<!--:es-->Saddam, back in court, accuses US of torture<!--:-->

Saddam, back in court, accuses US of torture

"I have been hit by the Americans and tortured," told Saddam

«Yes, I’ve been beaten on every place of my body and the signs are all over my body,» he added.

«We were beaten by the Americans and we were tortured, everyone of us,» he said, pointing to his seven co-accused in the dock who are being tried for the murder of some 140 Shiites killed in reprisal for an assassination attempt on the former dictator in 1982 in the town of Dujail.

Saddam has been detained by US forces since his capture two years ago.

The chief prosecutor immediately suggested that, if this were the case, he would ask US forces to hand over the defendants to the Iraqi authorities.

«Our enemy is not the American people. Our enemy is the American government which is destroying Iraq,» Saddam also said.

Saddam also described insurgents as «brave men», adding that they were doing «good work».

A senior US diplomat at the embassy in Baghdad, Christopher Reid, told CNN television the claims were «bogus».

«The claims are absolutely bogus,» he said.

«It’s a strategic move. A move that has nothing to do with reality or the truth,» he added, saying the claims came after two prosecution witnesses had spoken of how they and their relatives were beaten and tortured after being arrested in Dujail in the wake of the 1982 assassination bid.

Saddam, 68, who defiantly boycotted the last hearing two weeks ago after denouncing the legality of the tribunal and telling the judge to «go to hell», also sought to lecture the court on how the country was being «humiliated» by the judicial proceedings against him.

The trial resumed on Wednesday after a two-week break allowing for a general election to elect the first full-term government since Saddam’s repressive Baathist regime was toppled from power by the 2003 US-led invasion.

«They tortured me with electricity and I wished I could die,» said one witness who testified from behind curtains to preserve his anonymity.

During one torture session Saddam’s half-brother Barzan Tikriti, who was in charge of the secret police, «was there eating grapes and I was screaming,» said the man who was arrested, along with his family, a day after the assassination bid on Saddam.

The secret witness said he was tortured while being held for 17 days at the Dujail intelligence centre where he identified the bodies of two of his sons whom police alleged were involved in the assassination plot.

The witness and his family were later transferred to Abu Ghraib prison in Baghdad where they spent 14 months before being exiled to a desert area.

During his detention in Abu Ghraib, prison guards repeatedly abused the prisoners, beating them, the witness said.

Another witness, who testified earlier in full view of the cameras and witnesses, said he could not describe the torture he witnessed at the time.

«They would take one of us away and he would return in a sheet, dripping in blood,» said witness Ali Mohammed Hussein al-Haydari, who was 14 at the time.
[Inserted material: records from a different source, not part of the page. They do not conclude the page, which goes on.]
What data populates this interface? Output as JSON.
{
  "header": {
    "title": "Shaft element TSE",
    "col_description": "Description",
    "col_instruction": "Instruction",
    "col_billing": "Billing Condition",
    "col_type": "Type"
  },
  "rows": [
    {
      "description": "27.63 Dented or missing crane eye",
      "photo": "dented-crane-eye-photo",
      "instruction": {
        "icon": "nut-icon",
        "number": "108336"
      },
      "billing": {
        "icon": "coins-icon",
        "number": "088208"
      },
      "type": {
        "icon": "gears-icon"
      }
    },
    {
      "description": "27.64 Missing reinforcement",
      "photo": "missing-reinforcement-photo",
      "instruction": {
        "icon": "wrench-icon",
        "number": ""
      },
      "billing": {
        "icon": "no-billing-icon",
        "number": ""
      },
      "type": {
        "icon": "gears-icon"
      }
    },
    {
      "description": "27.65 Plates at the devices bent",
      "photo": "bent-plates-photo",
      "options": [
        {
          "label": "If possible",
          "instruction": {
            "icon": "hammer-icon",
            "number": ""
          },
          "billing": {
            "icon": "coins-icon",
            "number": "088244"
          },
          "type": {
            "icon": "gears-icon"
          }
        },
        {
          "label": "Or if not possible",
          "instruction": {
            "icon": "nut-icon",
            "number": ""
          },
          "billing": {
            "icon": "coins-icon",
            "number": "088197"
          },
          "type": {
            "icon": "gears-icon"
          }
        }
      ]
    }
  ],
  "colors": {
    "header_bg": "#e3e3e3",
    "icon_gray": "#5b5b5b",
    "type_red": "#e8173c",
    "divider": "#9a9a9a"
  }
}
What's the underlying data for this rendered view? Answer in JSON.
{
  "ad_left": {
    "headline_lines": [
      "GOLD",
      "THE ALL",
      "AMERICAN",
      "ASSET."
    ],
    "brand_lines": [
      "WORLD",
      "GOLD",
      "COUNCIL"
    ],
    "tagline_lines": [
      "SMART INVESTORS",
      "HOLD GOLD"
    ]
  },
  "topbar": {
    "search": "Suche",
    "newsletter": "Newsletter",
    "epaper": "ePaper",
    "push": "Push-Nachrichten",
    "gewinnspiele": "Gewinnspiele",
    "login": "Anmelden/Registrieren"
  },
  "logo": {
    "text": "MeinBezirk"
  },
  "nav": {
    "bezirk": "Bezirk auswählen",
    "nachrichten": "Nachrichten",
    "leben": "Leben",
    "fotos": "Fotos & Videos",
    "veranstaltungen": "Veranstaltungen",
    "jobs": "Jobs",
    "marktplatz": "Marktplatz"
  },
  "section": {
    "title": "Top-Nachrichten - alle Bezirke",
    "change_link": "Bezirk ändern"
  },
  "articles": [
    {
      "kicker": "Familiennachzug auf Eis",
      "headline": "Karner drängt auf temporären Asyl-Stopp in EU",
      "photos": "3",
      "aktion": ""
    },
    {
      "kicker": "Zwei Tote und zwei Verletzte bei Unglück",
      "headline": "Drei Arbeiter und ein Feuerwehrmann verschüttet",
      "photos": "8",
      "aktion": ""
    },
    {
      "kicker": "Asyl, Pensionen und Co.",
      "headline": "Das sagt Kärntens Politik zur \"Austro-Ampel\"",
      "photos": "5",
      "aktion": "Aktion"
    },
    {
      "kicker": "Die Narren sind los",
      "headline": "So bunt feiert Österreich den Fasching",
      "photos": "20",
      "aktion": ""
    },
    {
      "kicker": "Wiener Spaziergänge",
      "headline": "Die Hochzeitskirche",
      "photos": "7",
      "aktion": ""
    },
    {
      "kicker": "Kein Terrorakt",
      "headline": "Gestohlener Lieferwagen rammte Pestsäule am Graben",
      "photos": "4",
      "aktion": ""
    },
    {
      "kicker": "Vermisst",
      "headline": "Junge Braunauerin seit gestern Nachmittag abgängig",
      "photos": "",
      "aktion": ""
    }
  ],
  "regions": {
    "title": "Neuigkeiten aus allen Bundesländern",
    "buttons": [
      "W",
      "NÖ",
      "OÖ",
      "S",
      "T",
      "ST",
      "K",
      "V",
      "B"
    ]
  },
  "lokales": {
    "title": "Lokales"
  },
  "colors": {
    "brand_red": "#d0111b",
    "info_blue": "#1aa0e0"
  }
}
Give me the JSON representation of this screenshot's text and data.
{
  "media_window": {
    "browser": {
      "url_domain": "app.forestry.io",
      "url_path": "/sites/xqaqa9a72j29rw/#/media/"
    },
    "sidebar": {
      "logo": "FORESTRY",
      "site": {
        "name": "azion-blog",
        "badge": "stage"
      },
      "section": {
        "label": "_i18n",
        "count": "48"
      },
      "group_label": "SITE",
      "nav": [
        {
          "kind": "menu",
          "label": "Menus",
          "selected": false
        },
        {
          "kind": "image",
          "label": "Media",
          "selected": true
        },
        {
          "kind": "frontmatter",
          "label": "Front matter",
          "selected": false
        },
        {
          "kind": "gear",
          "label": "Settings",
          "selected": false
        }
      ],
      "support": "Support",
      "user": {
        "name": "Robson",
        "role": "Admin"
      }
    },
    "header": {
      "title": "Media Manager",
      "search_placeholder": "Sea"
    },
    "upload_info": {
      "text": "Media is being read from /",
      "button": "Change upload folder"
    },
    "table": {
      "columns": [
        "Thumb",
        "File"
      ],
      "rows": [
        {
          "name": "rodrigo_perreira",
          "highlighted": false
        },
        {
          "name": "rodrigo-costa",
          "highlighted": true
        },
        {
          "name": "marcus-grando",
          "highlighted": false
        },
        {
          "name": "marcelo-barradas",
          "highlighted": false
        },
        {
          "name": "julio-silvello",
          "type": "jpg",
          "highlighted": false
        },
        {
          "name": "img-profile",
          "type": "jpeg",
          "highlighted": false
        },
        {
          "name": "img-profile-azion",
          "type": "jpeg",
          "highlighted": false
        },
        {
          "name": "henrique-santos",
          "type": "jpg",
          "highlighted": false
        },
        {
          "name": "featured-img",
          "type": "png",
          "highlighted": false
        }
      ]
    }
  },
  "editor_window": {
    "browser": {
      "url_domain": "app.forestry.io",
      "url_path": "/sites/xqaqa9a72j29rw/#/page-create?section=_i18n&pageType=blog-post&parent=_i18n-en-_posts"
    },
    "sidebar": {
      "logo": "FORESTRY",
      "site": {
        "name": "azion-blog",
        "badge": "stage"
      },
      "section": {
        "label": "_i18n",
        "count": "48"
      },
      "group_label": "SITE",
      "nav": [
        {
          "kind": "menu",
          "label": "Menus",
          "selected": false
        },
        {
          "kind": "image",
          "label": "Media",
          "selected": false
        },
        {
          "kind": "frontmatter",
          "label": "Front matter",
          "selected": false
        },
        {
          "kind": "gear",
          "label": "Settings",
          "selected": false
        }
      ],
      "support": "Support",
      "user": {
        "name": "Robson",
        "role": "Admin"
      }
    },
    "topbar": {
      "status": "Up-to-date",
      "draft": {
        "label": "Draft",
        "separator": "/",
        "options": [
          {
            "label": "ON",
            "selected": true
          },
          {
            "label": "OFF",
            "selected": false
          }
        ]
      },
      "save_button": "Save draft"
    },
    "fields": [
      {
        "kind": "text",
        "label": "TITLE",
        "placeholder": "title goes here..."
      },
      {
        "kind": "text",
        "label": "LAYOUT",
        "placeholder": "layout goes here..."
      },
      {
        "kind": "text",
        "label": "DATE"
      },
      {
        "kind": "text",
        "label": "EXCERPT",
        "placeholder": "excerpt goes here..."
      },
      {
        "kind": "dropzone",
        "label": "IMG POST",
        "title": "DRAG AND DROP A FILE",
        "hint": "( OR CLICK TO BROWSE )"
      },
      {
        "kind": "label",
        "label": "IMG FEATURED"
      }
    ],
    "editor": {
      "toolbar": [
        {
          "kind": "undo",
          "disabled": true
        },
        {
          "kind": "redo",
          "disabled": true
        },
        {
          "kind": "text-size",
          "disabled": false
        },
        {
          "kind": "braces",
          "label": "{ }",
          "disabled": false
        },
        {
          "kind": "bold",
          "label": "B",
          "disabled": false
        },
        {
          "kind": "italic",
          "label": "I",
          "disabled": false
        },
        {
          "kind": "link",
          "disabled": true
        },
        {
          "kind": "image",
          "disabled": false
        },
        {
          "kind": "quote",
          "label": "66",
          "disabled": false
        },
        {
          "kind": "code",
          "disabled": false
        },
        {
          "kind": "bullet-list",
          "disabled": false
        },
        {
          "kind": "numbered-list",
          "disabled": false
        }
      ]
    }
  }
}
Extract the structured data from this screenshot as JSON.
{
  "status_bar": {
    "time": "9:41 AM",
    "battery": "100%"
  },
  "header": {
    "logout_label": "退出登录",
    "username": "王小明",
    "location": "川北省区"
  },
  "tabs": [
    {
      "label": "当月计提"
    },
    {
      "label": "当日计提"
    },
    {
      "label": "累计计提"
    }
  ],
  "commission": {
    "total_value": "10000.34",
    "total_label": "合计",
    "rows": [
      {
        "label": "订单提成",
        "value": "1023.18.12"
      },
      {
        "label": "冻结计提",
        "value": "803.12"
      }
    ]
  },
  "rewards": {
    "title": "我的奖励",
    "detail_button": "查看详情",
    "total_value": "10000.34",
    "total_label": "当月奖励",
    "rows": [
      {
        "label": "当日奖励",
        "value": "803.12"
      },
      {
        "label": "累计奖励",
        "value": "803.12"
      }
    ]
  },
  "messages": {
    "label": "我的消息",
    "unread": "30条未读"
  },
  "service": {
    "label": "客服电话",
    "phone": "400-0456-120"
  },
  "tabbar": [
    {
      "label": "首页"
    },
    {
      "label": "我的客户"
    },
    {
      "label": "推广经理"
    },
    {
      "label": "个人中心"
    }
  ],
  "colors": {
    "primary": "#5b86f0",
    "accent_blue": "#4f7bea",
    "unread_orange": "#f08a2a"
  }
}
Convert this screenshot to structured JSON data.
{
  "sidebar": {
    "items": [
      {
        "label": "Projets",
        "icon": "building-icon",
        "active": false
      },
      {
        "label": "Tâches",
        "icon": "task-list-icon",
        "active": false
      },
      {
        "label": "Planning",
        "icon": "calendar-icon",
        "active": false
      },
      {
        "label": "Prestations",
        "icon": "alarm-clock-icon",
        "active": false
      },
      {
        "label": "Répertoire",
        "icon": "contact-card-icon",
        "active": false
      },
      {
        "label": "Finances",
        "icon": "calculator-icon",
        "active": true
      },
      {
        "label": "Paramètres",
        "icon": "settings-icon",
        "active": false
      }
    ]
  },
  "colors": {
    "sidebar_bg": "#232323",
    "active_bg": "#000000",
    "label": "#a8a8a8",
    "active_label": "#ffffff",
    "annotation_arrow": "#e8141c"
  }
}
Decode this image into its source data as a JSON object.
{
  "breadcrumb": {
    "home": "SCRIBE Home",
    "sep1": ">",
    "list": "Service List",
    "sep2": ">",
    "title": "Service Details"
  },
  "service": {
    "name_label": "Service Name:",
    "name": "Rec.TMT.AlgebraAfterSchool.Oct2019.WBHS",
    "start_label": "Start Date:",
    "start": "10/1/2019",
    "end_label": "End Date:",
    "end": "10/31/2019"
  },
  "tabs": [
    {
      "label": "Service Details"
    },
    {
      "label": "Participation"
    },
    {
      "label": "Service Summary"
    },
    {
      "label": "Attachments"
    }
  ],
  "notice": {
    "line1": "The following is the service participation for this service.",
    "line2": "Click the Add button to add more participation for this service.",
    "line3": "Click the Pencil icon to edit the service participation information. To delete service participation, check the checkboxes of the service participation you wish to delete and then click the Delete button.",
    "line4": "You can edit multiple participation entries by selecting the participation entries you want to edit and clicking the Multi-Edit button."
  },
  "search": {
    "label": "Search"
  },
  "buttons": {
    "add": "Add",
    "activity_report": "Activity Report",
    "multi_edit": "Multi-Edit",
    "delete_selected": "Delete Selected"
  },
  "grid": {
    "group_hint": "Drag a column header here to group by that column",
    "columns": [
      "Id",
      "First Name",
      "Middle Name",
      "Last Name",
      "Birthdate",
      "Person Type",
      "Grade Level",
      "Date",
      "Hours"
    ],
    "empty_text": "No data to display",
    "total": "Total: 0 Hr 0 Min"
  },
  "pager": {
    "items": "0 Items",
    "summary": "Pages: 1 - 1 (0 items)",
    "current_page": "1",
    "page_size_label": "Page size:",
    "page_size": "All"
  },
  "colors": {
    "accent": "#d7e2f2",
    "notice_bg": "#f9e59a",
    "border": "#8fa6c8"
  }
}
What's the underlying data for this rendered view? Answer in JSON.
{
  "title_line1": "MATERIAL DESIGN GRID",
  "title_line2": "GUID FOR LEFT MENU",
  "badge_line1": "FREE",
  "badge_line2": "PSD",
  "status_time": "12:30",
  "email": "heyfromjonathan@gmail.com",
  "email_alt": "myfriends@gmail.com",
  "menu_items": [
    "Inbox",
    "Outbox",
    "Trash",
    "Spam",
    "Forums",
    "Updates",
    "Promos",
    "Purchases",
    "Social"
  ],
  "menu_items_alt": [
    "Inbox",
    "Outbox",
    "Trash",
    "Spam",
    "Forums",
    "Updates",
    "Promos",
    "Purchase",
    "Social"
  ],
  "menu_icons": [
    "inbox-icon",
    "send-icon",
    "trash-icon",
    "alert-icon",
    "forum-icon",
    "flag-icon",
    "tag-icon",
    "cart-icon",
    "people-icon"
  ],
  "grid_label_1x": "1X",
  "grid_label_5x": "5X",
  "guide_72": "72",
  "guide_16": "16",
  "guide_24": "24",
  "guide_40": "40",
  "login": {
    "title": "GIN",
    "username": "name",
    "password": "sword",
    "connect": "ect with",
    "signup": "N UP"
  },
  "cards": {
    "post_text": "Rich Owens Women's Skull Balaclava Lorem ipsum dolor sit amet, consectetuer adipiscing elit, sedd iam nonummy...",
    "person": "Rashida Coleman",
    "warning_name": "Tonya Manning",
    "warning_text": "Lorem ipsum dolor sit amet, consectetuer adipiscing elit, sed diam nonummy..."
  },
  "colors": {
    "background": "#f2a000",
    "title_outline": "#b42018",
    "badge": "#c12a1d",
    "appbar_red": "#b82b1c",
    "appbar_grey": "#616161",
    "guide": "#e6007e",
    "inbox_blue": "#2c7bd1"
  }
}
Testifying just a couple of feet away from a bespectacled Saddam, who sat calmly taking notes, Haydari said he was locked up with hundreds of others in the local intelligence headquarters after the regime’s clampdown.

Saddam and his co-defendants have all pleaded not guilty to charges including murder and torture but face the death penalty if convicted.

Haydari said he recognized Barzan, who at the time was in charge of the secret police and who, he said, was involved in interrogating detainees.

At one stage as he was lying down because of sickness, «Tikriti came by and asked what was wrong with me».

«He then kicked me on the leg and told guards not to treat me, adding that none in my family was worth being kept alive,» he said.

Barzan angrily denied being involved in torture and accused the witness of lying.

«I will call my own witness whose shoe is more honourable than you and your tribe. You dog!,» he shouted at the witness.

Barzan, who said his hands were «as clean as those of Moses», also denounced the Kurdish presiding judge Rizkar Mohammed Amin, saying: «If you were a real Iraqi you would be here with us in the dock.»

Earlier, the Qatari lawyer on Saddam’s defence team once again complained about lack of security for the attorneys.

«We cannot continue with this case if there is deficiency in security,» Naji al-Nuaimi said.

«We were threatened at the airport and later put up in a house with no door to the lavatory,» he complained.

Two defence lawyers were assassinated shortly after the start of the trial on October 19.

Liable to be hanged if found guilty, Saddam, who once embodied Arab defiance of the West, is the first Middle East head of state to be tried by his own people.

The trial, however, is not expected to extend past Thursday when it is likely to be adjourned again until mid-January because of the announcement of Iraq’s election results, holidays and the Hajj, the annual pilgrimage to Mecca.

In court, Saddam demanded in vain that the trial be adjourned to allow him to say his prayers.

He then turned in his chair, facing towards Mecca, and prayed for about 10 minutes while the prosecution witness countinued to testify.